We are in very real and physical danger - of starving, of being killed, of suffering from diseases and manmade catastrophes. We have been told that it is vital to attend the temples in these last days and I had my witness to the fact that it can help us in our struggles with temptation.
There's a man on one of the forums I frequent whose username is Mateo. He gave me permission to quote the following:
I realize that I must write a book on my experience of overcoming same-sex attraction. So many members and non-members are struggling with this. It is very disheartening.
I used the ARP program that the Church offers to overcome this addiction and others that have plagued me.
"Is anything too hard for the Lord?" I emphatically declare, no! If we are willing to lay our sins upon the altar, he will help us overcome them.
I am a living testimony of how the power of God can change a man's life.
I once had a friend of mine say to me, "Mateo, I wonder if you will teach others how to overcome same-sex attraction. Imagine if in the next life, someone were to say, I couldn't overcome it, it was too difficult. The Savior could very well turn to you and say, well my son Mateo did it. If he did it, so can you."
Temple attendance is vital in this fight against the adversary. I look forward to serving in the temple each Wednesday night!
Temple attendance can help us, can give us power in some very real ways.
One of the things Satan and his minions do is try to convince us we are not worthy of going to the temple when we are and, in fact, going often would help us overcome the things S/minions convince us can never be changed. Heck, he’ll put thoughts into our minds, then tell us, “Look what you’re thinking! Shame on you! You’re so evil! There’s no hope for you now. You might as well just give up.” And if we need help from a bishop or a stake president S/minions will tell us that they are our enemies, or that we can’t bear to have them know the truth about us/think badly of us. Sometimes, there are “bad” or uncompassionate leaders out there, but I think we need to trust God on this. I think he can lead us to the right people, if we need them to help us. At the same time S/minions will be trying to put hurtful people in our path, trying to convince the good people to say and do hurtful things often “for our own good”.

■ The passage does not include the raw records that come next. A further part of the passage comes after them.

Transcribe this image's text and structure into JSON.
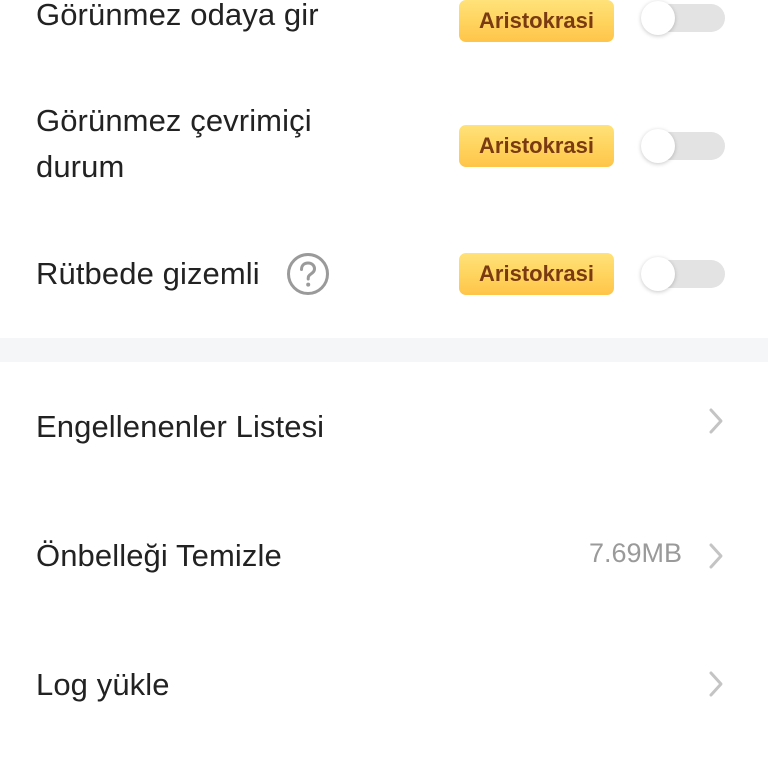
{
  "privacy_settings": {
    "items": [
      {
        "label": "Görünmez odaya gir",
        "badge": "Aristokrasi",
        "enabled": false
      },
      {
        "label_line1": "Görünmez çevrimiçi",
        "label_line2": "durum",
        "badge": "Aristokrasi",
        "enabled": false
      },
      {
        "label": "Rütbede gizemli",
        "badge": "Aristokrasi",
        "enabled": false,
        "help_icon": "question-circle-icon"
      }
    ]
  },
  "general_settings": {
    "items": [
      {
        "label": "Engellenenler Listesi",
        "icon": "chevron-right-icon"
      },
      {
        "label": "Önbelleği Temizle",
        "value": "7.69MB",
        "icon": "chevron-right-icon"
      },
      {
        "label": "Log yükle",
        "icon": "chevron-right-icon"
      }
    ]
  },
  "colors": {
    "badge_text": "#7a3b12",
    "badge_bg": "#ffd35c",
    "toggle_off_track": "#e3e3e3",
    "section_divider": "#f5f6f8",
    "value_text": "#9a9a9a"
  }
}
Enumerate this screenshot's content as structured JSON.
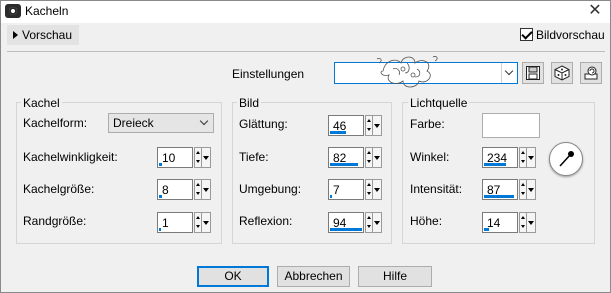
{
  "window": {
    "title": "Kacheln",
    "close_glyph": "✕"
  },
  "preview": {
    "toggle_label": "Vorschau",
    "checkbox_label": "Bildvorschau",
    "checked": true
  },
  "settings": {
    "label": "Einstellungen",
    "value": ""
  },
  "toolbar_icons": [
    "save-preset-icon",
    "random-dice-icon",
    "reset-preset-icon"
  ],
  "kachel": {
    "title": "Kachel",
    "kachelform_label": "Kachelform:",
    "kachelform_value": "Dreieck",
    "winkel_label": "Kachelwinkligkeit:",
    "winkel_value": "10",
    "winkel_fill": 0.1,
    "groesse_label": "Kachelgröße:",
    "groesse_value": "8",
    "groesse_fill": 0.08,
    "rand_label": "Randgröße:",
    "rand_value": "1",
    "rand_fill": 0.01
  },
  "bild": {
    "title": "Bild",
    "glaettung_label": "Glättung:",
    "glaettung_value": "46",
    "glaettung_fill": 0.46,
    "tiefe_label": "Tiefe:",
    "tiefe_value": "82",
    "tiefe_fill": 0.82,
    "umgebung_label": "Umgebung:",
    "umgebung_value": "7",
    "umgebung_fill": 0.07,
    "reflexion_label": "Reflexion:",
    "reflexion_value": "94",
    "reflexion_fill": 0.94
  },
  "licht": {
    "title": "Lichtquelle",
    "farbe_label": "Farbe:",
    "farbe_value": "#ffffff",
    "winkel_label": "Winkel:",
    "winkel_value": "234",
    "winkel_fill": 0.65,
    "intensitaet_label": "Intensität:",
    "intensitaet_value": "87",
    "intensitaet_fill": 0.87,
    "hoehe_label": "Höhe:",
    "hoehe_value": "14",
    "hoehe_fill": 0.14
  },
  "buttons": {
    "ok": "OK",
    "cancel": "Abbrechen",
    "help": "Hilfe"
  },
  "colors": {
    "accent": "#0078d7",
    "panel": "#f0f0f0",
    "border": "#d5d5d5"
  }
}
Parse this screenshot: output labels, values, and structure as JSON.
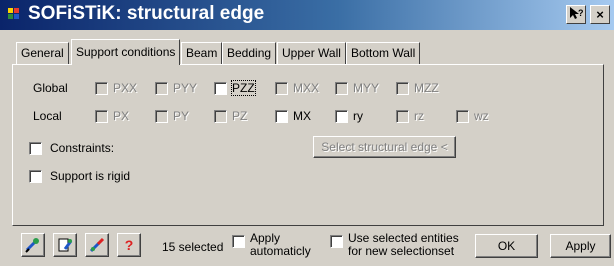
{
  "window": {
    "title": "SOFiSTiK: structural edge",
    "help_icon": "help-cursor-icon",
    "close_glyph": "×"
  },
  "tabs": [
    "General",
    "Support conditions",
    "Beam",
    "Bedding",
    "Upper Wall",
    "Bottom Wall"
  ],
  "active_tab": "Support conditions",
  "rows": {
    "global": {
      "label": "Global",
      "items": [
        "PXX",
        "PYY",
        "PZZ",
        "MXX",
        "MYY",
        "MZZ"
      ]
    },
    "local": {
      "label": "Local",
      "items": [
        "PX",
        "PY",
        "PZ",
        "MX",
        "ry",
        "rz",
        "wz"
      ]
    }
  },
  "constraints": {
    "label": "Constraints:",
    "button": "Select structural edge <"
  },
  "support_rigid": {
    "label": "Support is rigid"
  },
  "footer": {
    "icons": [
      "assign-tool-icon",
      "properties-tool-icon",
      "pick-tool-icon",
      "help-tool-icon"
    ],
    "help_glyph": "?",
    "selected_text": "15 selected",
    "apply_auto": {
      "line1": "Apply",
      "line2": "automaticly"
    },
    "use_selected": {
      "line1": "Use selected entities",
      "line2": "for new selectionset"
    },
    "ok": "OK",
    "apply": "Apply"
  }
}
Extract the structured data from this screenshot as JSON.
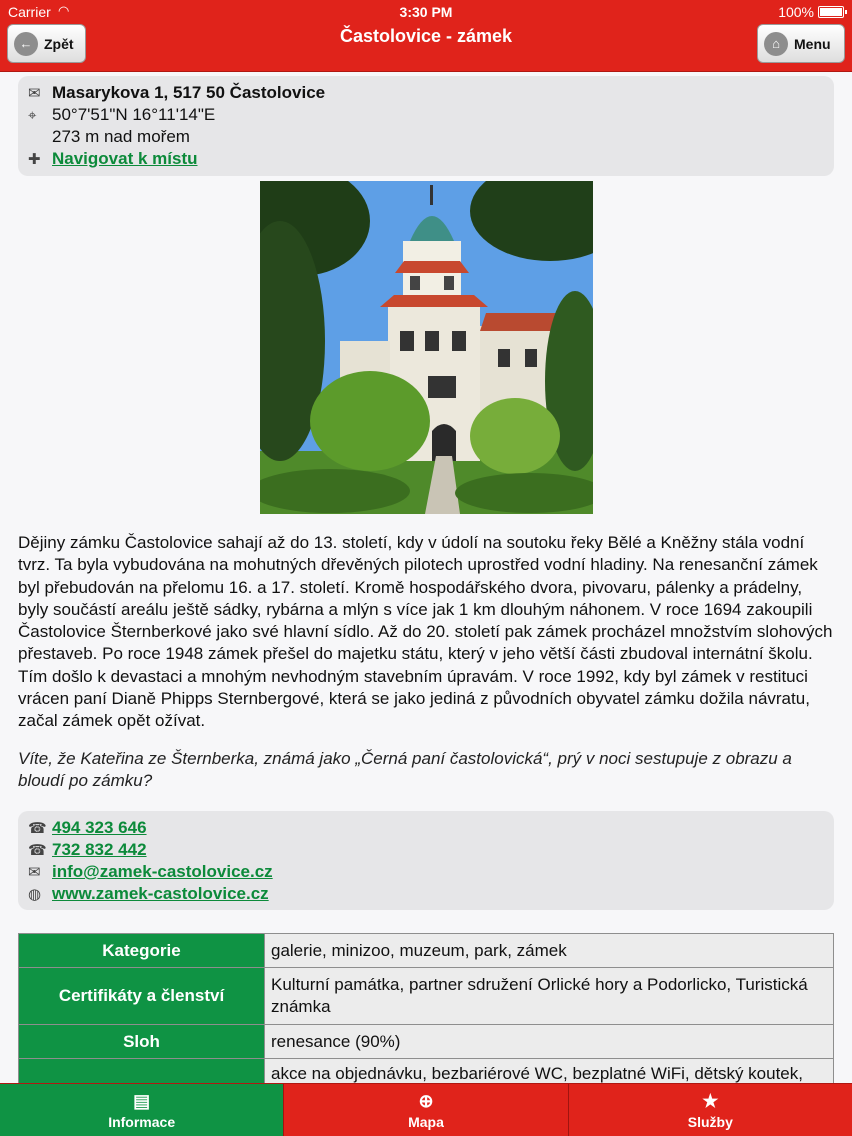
{
  "status": {
    "carrier": "Carrier",
    "time": "3:30 PM",
    "battery": "100%"
  },
  "nav": {
    "title": "Častolovice - zámek",
    "back_label": "Zpět",
    "menu_label": "Menu"
  },
  "address": {
    "street": "Masarykova 1, 517 50 Častolovice",
    "gps": "50°7'51\"N 16°11'14\"E",
    "altitude": "273 m nad mořem",
    "navigate": "Navigovat k místu"
  },
  "description": "Dějiny zámku Častolovice sahají až do 13. století, kdy v údolí na soutoku řeky Bělé a Kněžny stála vodní tvrz. Ta byla vybudována na mohutných dřevěných pilotech uprostřed vodní hladiny. Na renesanční zámek byl přebudován na přelomu 16. a 17. století. Kromě hospodářského dvora, pivovaru, pálenky a prádelny, byly součástí areálu ještě sádky, rybárna a mlýn s více jak 1 km dlouhým náhonem. V roce 1694 zakoupili Častolovice Šternberkové jako své hlavní sídlo. Až do 20. století pak zámek procházel množstvím slohových přestaveb. Po roce 1948 zámek přešel do majetku státu, který v jeho větší části zbudoval internátní školu. Tím došlo k devastaci a mnohým nevhodným stavebním úpravám. V roce 1992, kdy byl zámek v restituci vrácen paní Dianě Phipps Sternbergové, která se jako jediná z původních obyvatel zámku dožila návratu, začal zámek opět ožívat.",
  "fact": "Víte, že Kateřina ze Šternberka, známá jako „Černá paní častolovická“, prý v noci sestupuje z obrazu a bloudí po zámku?",
  "contacts": {
    "phone1": "494 323 646",
    "phone2": "732 832 442",
    "email": "info@zamek-castolovice.cz",
    "web": "www.zamek-castolovice.cz"
  },
  "table": {
    "rows": [
      {
        "key": "Kategorie",
        "value": "galerie, minizoo, muzeum, park, zámek"
      },
      {
        "key": "Certifikáty a členství",
        "value": "Kulturní památka, partner sdružení Orlické hory a Podorlicko, Turistická známka"
      },
      {
        "key": "Sloh",
        "value": "renesance (90%)"
      },
      {
        "key": "",
        "value": "akce na objednávku, bezbariérové WC, bezplatné WiFi, dětský koutek,"
      }
    ]
  },
  "tabs": {
    "info": "Informace",
    "map": "Mapa",
    "services": "Služby"
  },
  "colors": {
    "header": "#e0231b",
    "accent_green": "#0f9344",
    "link": "#0c8a3a"
  }
}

Trust God. That’s the bottom line. The atonement of Jesus Christ is very, very real and very, very powerful. That, I promise you. He’s there. He is always there.